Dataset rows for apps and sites
# # # #

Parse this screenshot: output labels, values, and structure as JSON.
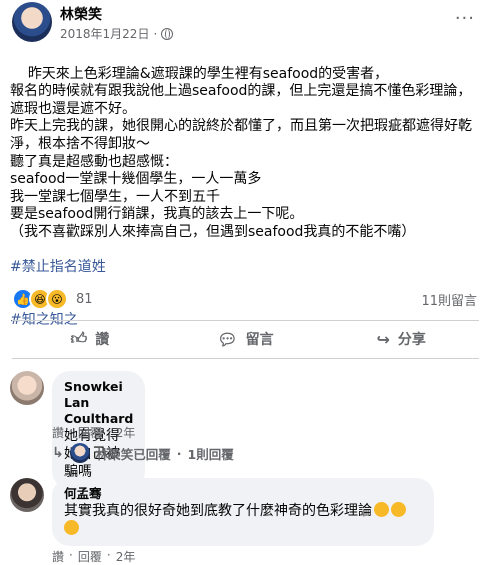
{
  "post": {
    "author": "林榮笑",
    "date": "2018年1月22日",
    "dot": "·",
    "body": "昨天來上色彩理論&遮瑕課的學生裡有seafood的受害者，\n報名的時候就有跟我說他上過seafood的課，但上完還是搞不懂色彩理論，遮瑕也還是遮不好。\n昨天上完我的課，她很開心的說終於都懂了，而且第一次把瑕疵都遮得好乾淨，根本捨不得卸妝～\n聽了真是超感動也超感慨：\nseafood一堂課十幾個學生，一人一萬多\n我一堂課七個學生，一人不到五千\n要是seafood開行銷課，我真的該去上一下呢。\n（我不喜歡踩別人來捧高自己，但遇到seafood我真的不能不嘴）",
    "tags": [
      "#禁止指名道姓",
      "#知之知之"
    ],
    "reaction_count": "81",
    "comment_count": "11則留言"
  },
  "actions": {
    "like": "讚",
    "comment": "留言",
    "share": "分享"
  },
  "comments": [
    {
      "name": "Snowkei Lan Coulthard",
      "text": "她有覺得她自己被騙嗎",
      "like": "讚",
      "reply": "回覆",
      "time": "2年"
    },
    {
      "name": "何孟骞",
      "text": "其實我真的很好奇她到底教了什麼神奇的色彩理論",
      "like": "讚",
      "reply": "回覆",
      "time": "2年"
    }
  ],
  "reply_summary": {
    "author_replied": "林榮笑已回覆",
    "replies": "1則回覆"
  }
}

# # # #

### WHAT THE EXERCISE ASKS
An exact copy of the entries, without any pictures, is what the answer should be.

### ANSWER BOX
Parse this screenshot: output labels, values, and structure as JSON.
{
  "post": {
    "author": "林榮笑",
    "date": "2018年1月22日",
    "dot": "·",
    "body": "昨天來上色彩理論&遮瑕課的學生裡有seafood的受害者，\n報名的時候就有跟我說他上過seafood的課，但上完還是搞不懂色彩理論，遮瑕也還是遮不好。\n昨天上完我的課，她很開心的說終於都懂了，而且第一次把瑕疵都遮得好乾淨，根本捨不得卸妝～\n聽了真是超感動也超感慨：\nseafood一堂課十幾個學生，一人一萬多\n我一堂課七個學生，一人不到五千\n要是seafood開行銷課，我真的該去上一下呢。\n（我不喜歡踩別人來捧高自己，但遇到seafood我真的不能不嘴）",
    "tags": [
      "#禁止指名道姓",
      "#知之知之"
    ],
    "reaction_count": "81",
    "comment_count": "11則留言"
  },
  "actions": {
    "like": "讚",
    "comment": "留言",
    "share": "分享"
  },
  "comments": [
    {
      "name": "Snowkei Lan Coulthard",
      "text": "她有覺得她自己被騙嗎",
      "like": "讚",
      "reply": "回覆",
      "time": "2年"
    },
    {
      "name": "何孟骞",
      "text": "其實我真的很好奇她到底教了什麼神奇的色彩理論",
      "like": "讚",
      "reply": "回覆",
      "time": "2年"
    }
  ],
  "reply_summary": {
    "author_replied": "林榮笑已回覆",
    "replies": "1則回覆"
  }
}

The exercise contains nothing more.